Ebola is one of several types of deadly viruses detected over the last 25 years. Other lethal African viruses that have emerged among human populations during the late 20th century include Marburg, Lassa, Rift Valley Fever, and HIV. Seven out of 31 people died in 1967 after being infected with Marburg virus by Ugandan green monkeys. Marburg is closely related to Ebola, although it is far less deadly. Lassa, another hemorrhagic fever virus, infects 200,000 to 400,000 annually in West Africa. Approximately 5000 of those infected die from the disease. Rift Valley Fever, a mosquito-borne virus, reached epidemic proportions when it infected more than 10,000 people along Egypt's Nile River Delta in 1977. The virus was first detected in Kenya in the 1950s. HIV is perhaps the most deadly virus, believed by health experts to have originated on the African continent. Since its emergence during the 1970s, HIV has infected more than 13 million people worldwide, and experts expect that number to climb to 40 million by the year 2000.

In addition to Africa, outbreaks of newly reported lethal viruses have appeared in North America, South America, Asia, Australia, and Europe.

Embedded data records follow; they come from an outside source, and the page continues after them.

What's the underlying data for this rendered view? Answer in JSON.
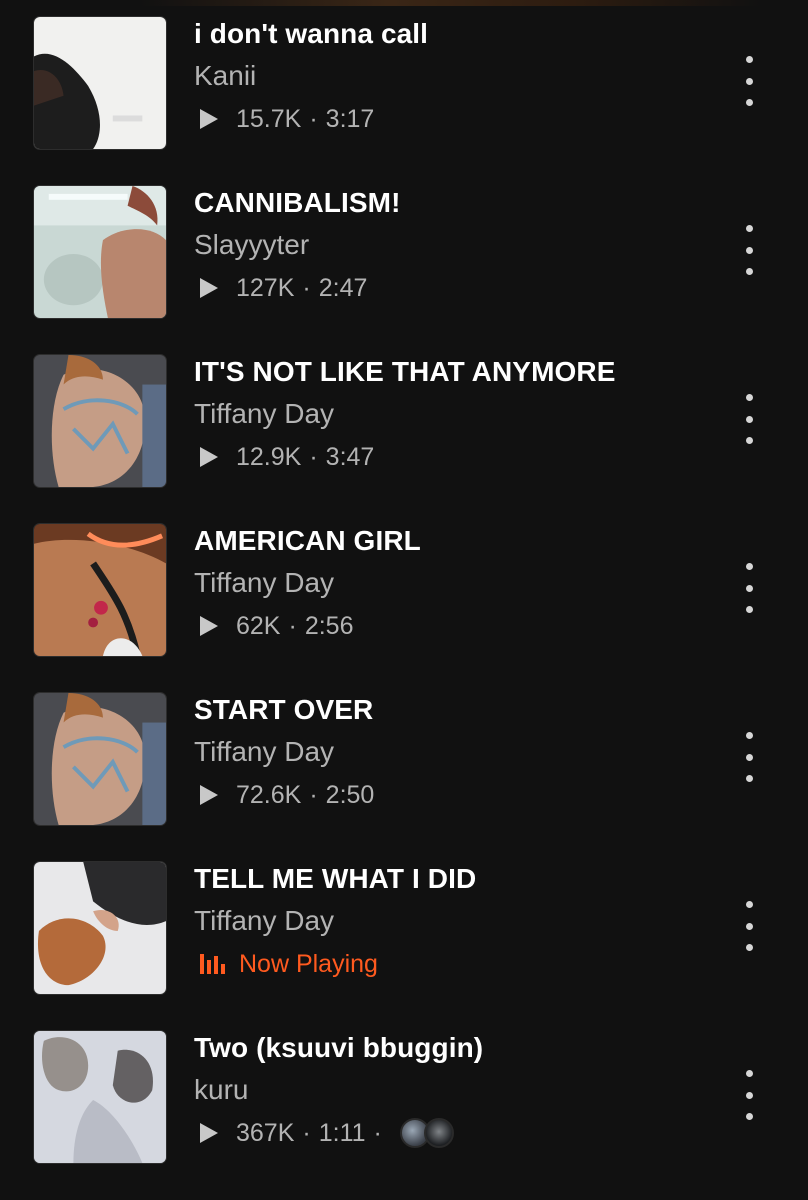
{
  "tracks": [
    {
      "title": "i don't wanna call",
      "artist": "Kanii",
      "plays": "15.7K",
      "duration": "3:17",
      "now_playing": false
    },
    {
      "title": "CANNIBALISM!",
      "artist": "Slayyyter",
      "plays": "127K",
      "duration": "2:47",
      "now_playing": false
    },
    {
      "title": "IT'S NOT LIKE THAT ANYMORE",
      "artist": "Tiffany Day",
      "plays": "12.9K",
      "duration": "3:47",
      "now_playing": false
    },
    {
      "title": "AMERICAN GIRL",
      "artist": "Tiffany Day",
      "plays": "62K",
      "duration": "2:56",
      "now_playing": false
    },
    {
      "title": "START OVER",
      "artist": "Tiffany Day",
      "plays": "72.6K",
      "duration": "2:50",
      "now_playing": false
    },
    {
      "title": "TELL ME WHAT I DID",
      "artist": "Tiffany Day",
      "status": "Now Playing",
      "now_playing": true
    },
    {
      "title": "Two (ksuuvi bbuggin)",
      "artist": "kuru",
      "plays": "367K",
      "duration": "1:11",
      "now_playing": false
    }
  ],
  "separator": "·",
  "colors": {
    "background": "#111111",
    "title": "#ffffff",
    "secondary_text": "#b3b3b3",
    "accent_now_playing": "#ff5a1f"
  },
  "icons": {
    "play": "play-icon",
    "more": "more-vertical-icon",
    "now_playing": "equalizer-icon"
  }
}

Scientists note that the emergence of these deadly viruses, in most cases, coincides with the recent encroachment of human beings on tropical rain forests and once-isolated rural villages. Experts believe that the original hosts of these deadly viruses are somewhere in these areas. Health experts hypothesize that newly built roadways connecting urban centers with small villages in western and central Africa, the development over the last few decades in tropical rain forests, the advent of jet travel, large-scale farming, and a massive trend toward urbanization have facilitated the spread of these previously unknown viruses among human populations.

Tropical Diseases


December 4, 2012
© 1997-2012 Phillip Landmeier